We recently came across a list of the top ten cities ranking places where renting a home or apartment was better than purchasing one. The criteria for the list was rather simple – the cities that had the lowest ratio of average rental price to average home purchase price won a spot on the list.
This got us thinking. What are the most "tenant friendly" cities in the United States? In other words, besides just rental and home prices, what other measurable factors make a city amenable to renters?
Our rental property software experts looked at the 50 most populous U.S. cities and ranked them based on the following criteria:
- Cost per square foot of a 2-bedroom apartment;
- Change in rent prices from 2009 to 2010;
- Residential vacancy rate;
- Rental cost as a percentage of median income;
- Tenant councils;
- Tenant-friendly foreclosure laws; and,
- Rent control laws.
Cities were awarded points based on our methodology below. Based on our analysis, here are the United States' most tenant friendly cities (See all 50 rankings here). We have listed them in order of best to last (i.e. Chicago is ranked #1).
|City||Cost||% Change||Vacancy||% of Income|
This table displays which cities offer tenant councils, foreclosure protection, and rent control. We have provided more details of each below the table.
|City||Tenant Council||Foreclosure Protection||Rent Control|
Here is more about the metrics we used to determine "tenant friendliness."
- Cost per square foot. This number reflects how much a 2-bedroom, 1,000 square foot apartment costs per square foot, per month in a particular area. In order to keep it simple, we used 1,000 square feet across all of our cities to describe a 2-bedroom apartment. Rents are based on Rent-O-Meter's pricing of 2-bedroom units. A point was awarded if the monthly rent was less than $1.10 per sq. ft., which was the median of all 50 cities' rental prices.
- Recent trends of rental prices. This number reflects the percent change in the average rent of a two-bedroom apartment from 2009 to 2010. The numbers come from ApartmentRating.com's What's My Neighbor Pay tool. Any decrease in rental prices earned a city a point.
- Residential vacancy rate. This number reflects the percentage of rental properties that are vacant (as of March 2010) in a particular metro area, as determined by the United States Census Bureau. Approximately 10% vacancy is the national average. A point was awarded if the vacancy rate was higher than the national average, which would benefit tenants.
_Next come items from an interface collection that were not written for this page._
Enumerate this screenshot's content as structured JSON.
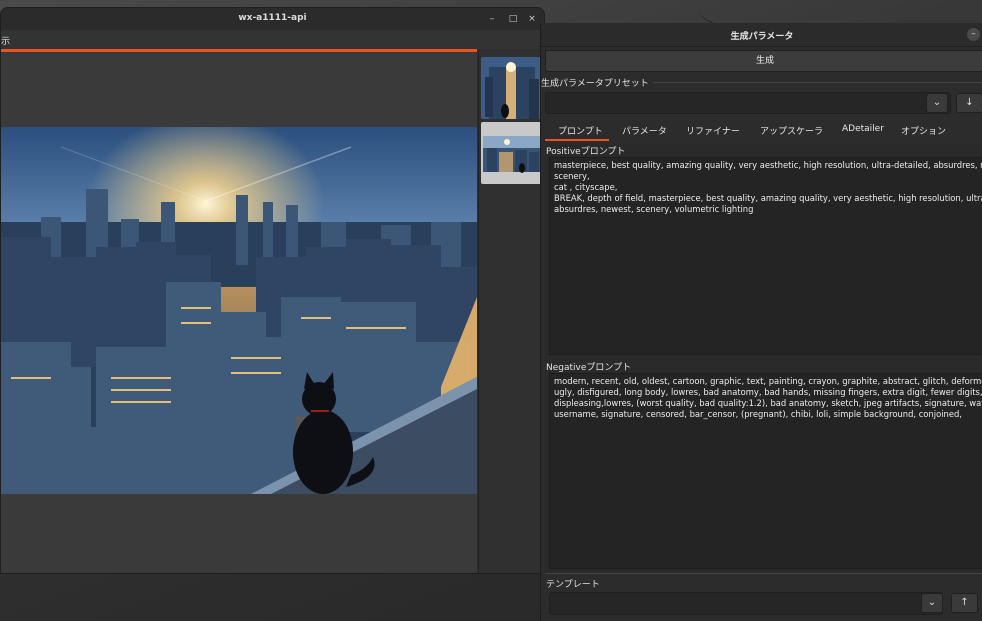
{
  "image_window": {
    "title": "wx-a1111-api",
    "menu_fragment": "示",
    "controls": {
      "minimize": "–",
      "maximize": "□",
      "close": "×"
    }
  },
  "param_window": {
    "title": "生成パラメータ",
    "minimize": "–",
    "generate_label": "生成",
    "preset_label": "生成パラメータプリセット",
    "preset_value": "",
    "dropdown_glyph": "⌄",
    "download_glyph": "↓",
    "tabs": [
      {
        "label": "プロンプト",
        "active": true
      },
      {
        "label": "パラメータ"
      },
      {
        "label": "リファイナー"
      },
      {
        "label": "アップスケーラ"
      },
      {
        "label": "ADetailer"
      },
      {
        "label": "オプション"
      }
    ],
    "positive_label": "Positiveプロンプト",
    "positive_text": "masterpiece, best quality, amazing quality, very aesthetic, high resolution, ultra-detailed, absurdres, newest,\nscenery,\ncat , cityscape,\nBREAK, depth of field, masterpiece, best quality, amazing quality, very aesthetic, high resolution, ultra-detai\nabsurdres, newest, scenery, volumetric lighting",
    "negative_label": "Negativeプロンプト",
    "negative_text": "modern, recent, old, oldest, cartoon, graphic, text, painting, crayon, graphite, abstract, glitch, deformed, m\nugly, disfigured, long body, lowres, bad anatomy, bad hands, missing fingers, extra digit, fewer digits, croppe\ndispleasing,lowres, (worst quality, bad quality:1.2), bad anatomy, sketch, jpeg artifacts, signature, waterma\nusername, signature, censored, bar_censor, (pregnant), chibi, loli, simple background, conjoined,",
    "template_label": "テンプレート",
    "template_value": "",
    "upload_glyph": "↑"
  },
  "colors": {
    "accent": "#e95420",
    "panel": "#2c2c2c",
    "field": "#242424"
  },
  "icons": [
    "minimize-icon",
    "maximize-icon",
    "close-icon",
    "chevron-down-icon",
    "download-arrow-icon",
    "upload-arrow-icon"
  ]
}
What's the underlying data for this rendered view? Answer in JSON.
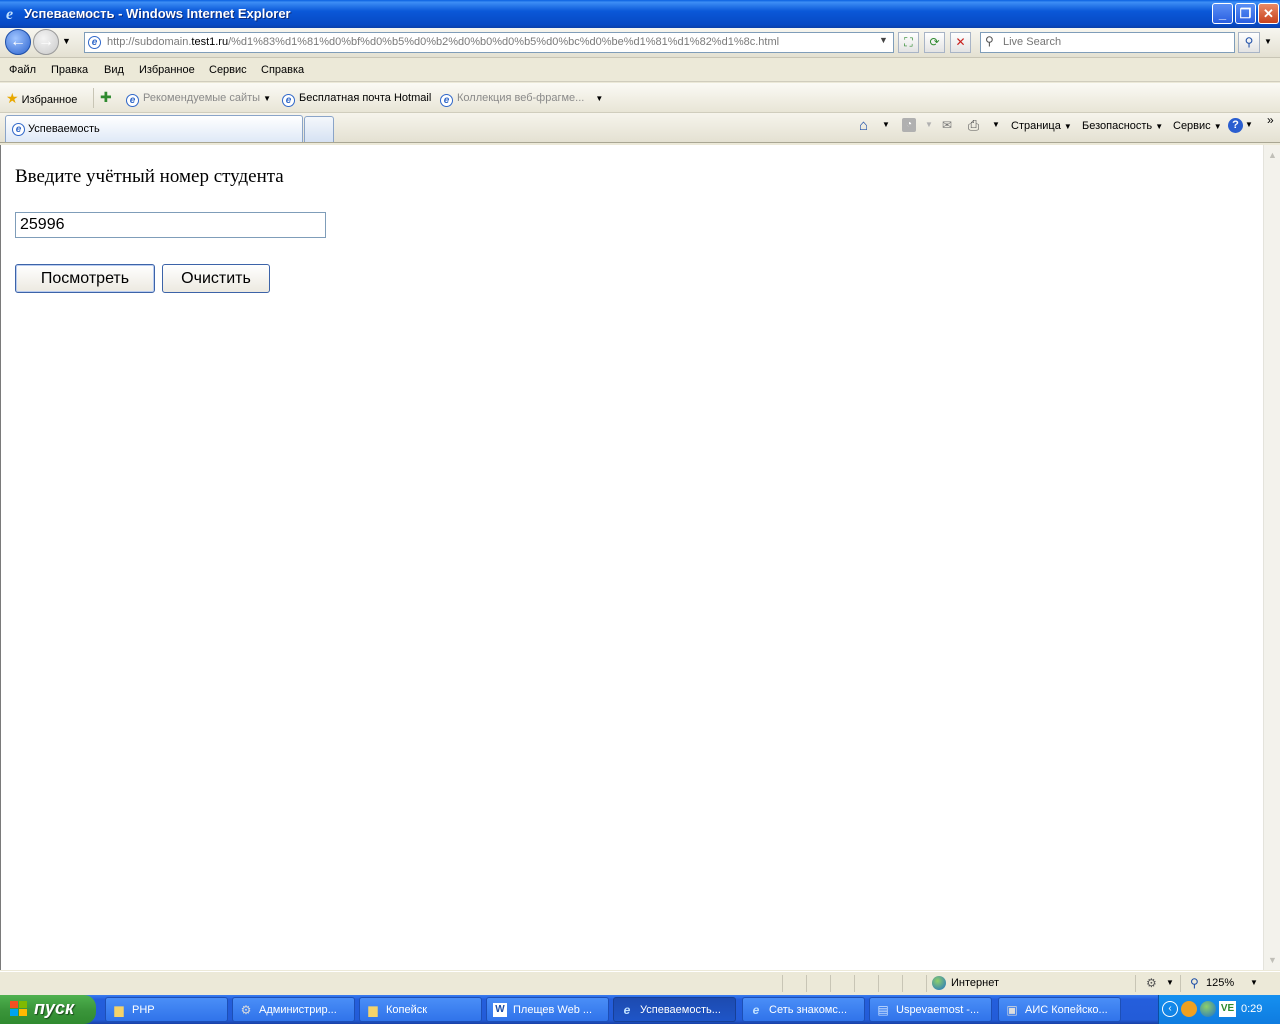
{
  "window": {
    "title": "Успеваемость - Windows Internet Explorer"
  },
  "address_bar": {
    "url_prefix": "http://subdomain.",
    "url_host": "test1.ru",
    "url_path": "/%d1%83%d1%81%d0%bf%d0%b5%d0%b2%d0%b0%d0%b5%d0%bc%d0%be%d1%81%d1%82%d1%8c.html",
    "search_placeholder": "Live Search"
  },
  "menu": [
    "Файл",
    "Правка",
    "Вид",
    "Избранное",
    "Сервис",
    "Справка"
  ],
  "favorites_bar": {
    "favorites_label": "Избранное",
    "items": [
      "Рекомендуемые сайты",
      "Бесплатная почта Hotmail",
      "Коллекция веб-фрагме..."
    ]
  },
  "tabs": {
    "active_label": "Успеваемость"
  },
  "command_bar": {
    "page": "Страница",
    "safety": "Безопасность",
    "tools": "Сервис"
  },
  "page": {
    "prompt": "Введите учётный номер студента",
    "student_id_value": "25996",
    "view_button": "Посмотреть",
    "clear_button": "Очистить"
  },
  "status_bar": {
    "zone": "Интернет",
    "zoom": "125%"
  },
  "taskbar": {
    "start_label": "пуск",
    "tasks": [
      "PHP",
      "Администрир...",
      "Копейск",
      "Плещев Web ...",
      "Успеваемость...",
      "Сеть знакомс...",
      "Uspevaemost -...",
      "АИС Копейско..."
    ],
    "clock": "0:29"
  },
  "colors": {
    "title_bar": "#0a58d8",
    "taskbar": "#245edc",
    "start_button": "#3b963b",
    "chrome": "#ece9d8"
  }
}
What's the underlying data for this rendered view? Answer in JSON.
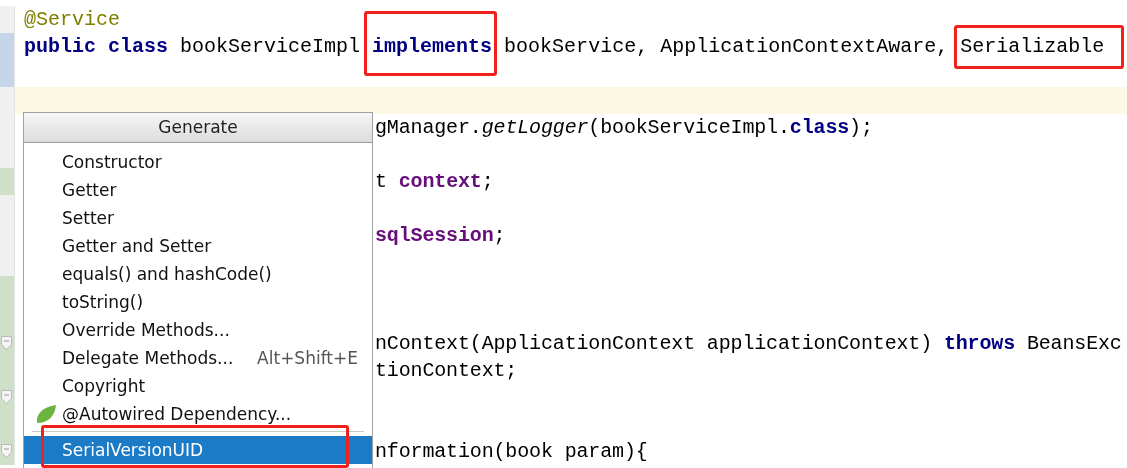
{
  "editor": {
    "lines": [
      {
        "kind": "full",
        "modified": false,
        "added": false,
        "current": false,
        "fold": false,
        "tokens": [
          {
            "kind": "annotation",
            "text": "@Service"
          }
        ]
      },
      {
        "kind": "full",
        "modified": true,
        "added": false,
        "current": false,
        "fold": false,
        "tokens": [
          {
            "kind": "keyword",
            "text": "public class"
          },
          {
            "kind": "plain",
            "text": " bookServiceImpl "
          },
          {
            "kind": "keyword",
            "text": "implements"
          },
          {
            "kind": "plain",
            "text": " bookService, ApplicationContextAware, Serializable"
          }
        ]
      },
      {
        "kind": "full",
        "modified": true,
        "added": false,
        "current": false,
        "fold": false
      },
      {
        "modified": false,
        "added": false,
        "current": true,
        "fold": false
      },
      {
        "kind": "partial",
        "modified": false,
        "added": false,
        "current": false,
        "fold": false,
        "tokens": [
          {
            "kind": "plain",
            "text": "gManager."
          },
          {
            "kind": "method",
            "text": "getLogger"
          },
          {
            "kind": "plain",
            "text": "(bookServiceImpl."
          },
          {
            "kind": "keyword",
            "text": "class"
          },
          {
            "kind": "plain",
            "text": ");"
          }
        ]
      },
      {
        "kind": "full",
        "modified": false,
        "added": false,
        "current": false,
        "fold": false
      },
      {
        "kind": "partial",
        "modified": false,
        "added": true,
        "current": false,
        "fold": false,
        "tokens": [
          {
            "kind": "plain",
            "text": "t "
          },
          {
            "kind": "field",
            "text": "context"
          },
          {
            "kind": "plain",
            "text": ";"
          }
        ]
      },
      {
        "kind": "full",
        "modified": false,
        "added": false,
        "current": false,
        "fold": false
      },
      {
        "kind": "partial",
        "modified": false,
        "added": false,
        "current": false,
        "fold": false,
        "tokens": [
          {
            "kind": "field",
            "text": "sqlSession"
          },
          {
            "kind": "plain",
            "text": ";"
          }
        ]
      },
      {
        "kind": "full",
        "modified": false,
        "added": false,
        "current": false,
        "fold": false
      },
      {
        "kind": "full",
        "modified": false,
        "added": true,
        "current": false,
        "fold": false
      },
      {
        "kind": "full",
        "modified": false,
        "added": true,
        "current": false,
        "fold": false
      },
      {
        "kind": "partial",
        "modified": false,
        "added": true,
        "current": false,
        "fold": true,
        "tokens": [
          {
            "kind": "plain",
            "text": "nContext(ApplicationContext applicationContext) "
          },
          {
            "kind": "keyword",
            "text": "throws"
          },
          {
            "kind": "plain",
            "text": " BeansExc"
          }
        ]
      },
      {
        "kind": "partial",
        "modified": false,
        "added": true,
        "current": false,
        "fold": false,
        "tokens": [
          {
            "kind": "plain",
            "text": "tionContext;"
          }
        ]
      },
      {
        "kind": "full",
        "modified": false,
        "added": true,
        "current": false,
        "fold": true
      },
      {
        "kind": "full",
        "modified": false,
        "added": true,
        "current": false,
        "fold": false
      },
      {
        "kind": "partial",
        "modified": false,
        "added": true,
        "current": false,
        "fold": true,
        "tokens": [
          {
            "kind": "plain",
            "text": "nformation(book param){"
          }
        ]
      }
    ]
  },
  "popup": {
    "title": "Generate",
    "items": [
      {
        "kind": "item",
        "label": "Constructor",
        "selected": false
      },
      {
        "kind": "item",
        "label": "Getter",
        "selected": false
      },
      {
        "kind": "item",
        "label": "Setter",
        "selected": false
      },
      {
        "kind": "item",
        "label": "Getter and Setter",
        "selected": false
      },
      {
        "kind": "item",
        "label": "equals() and hashCode()",
        "selected": false
      },
      {
        "kind": "item",
        "label": "toString()",
        "selected": false
      },
      {
        "kind": "item",
        "label": "Override Methods...",
        "selected": false
      },
      {
        "kind": "item",
        "label": "Delegate Methods...",
        "shortcut": "Alt+Shift+E",
        "selected": false
      },
      {
        "kind": "item",
        "label": "Copyright",
        "selected": false
      },
      {
        "kind": "leaf-item",
        "label": "@Autowired Dependency...",
        "selected": false
      },
      {
        "kind": "separator"
      },
      {
        "kind": "item",
        "label": "SerialVersionUID",
        "selected": true
      }
    ]
  }
}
- Rental cost as a percentage of median income. This number reflects what percentage of a person's annual income is used on rent. Rents are based on Rent-O-Meter's pricing of 2-bedroom units and median income is based on U.S Census data. Cities whose residents spent 30% or less on rent earned a point.
- Tenant councils. This notes whether or not the city has an established, private tenant's council or association to help settle disputes between landlord and tenants, as well as provide advice for tenants on a range of issues. If a city has a private tenant council, they earned a point.
- Tenant-friendly foreclosure laws. The Protecting Tenants at Foreclosure Act (PTFA) of 2009 is a federal law designed to protect the lease of tenants who are living in buildings that are being foreclosed. The legislation left many specifics up to the states. If a state has passed laws that enhance this tenant-foreclosure protection, they earned a point.
- Rent control laws. This metric reflects whether or not a city, town or state has enacted rent control laws. These types of laws are fewer and fewer nowadays, with only a handful of states having them. Those cities that have them earned one point.
Feedback and The Full List of All 50 Cities
If you have any comments or questions about our analysis, please feel free to leave a comment below. We'll be sure to respond quickly.
We've also put our full analysis online, detailing the tenant friendliness numbers for the 50 most populous cities in the United States. If you're moving to an apartment in a new city, you should take a look. If your city is isn't in the top ten, make sure you take a look at our full list to see where it ranks.
You can view the full list of cities here.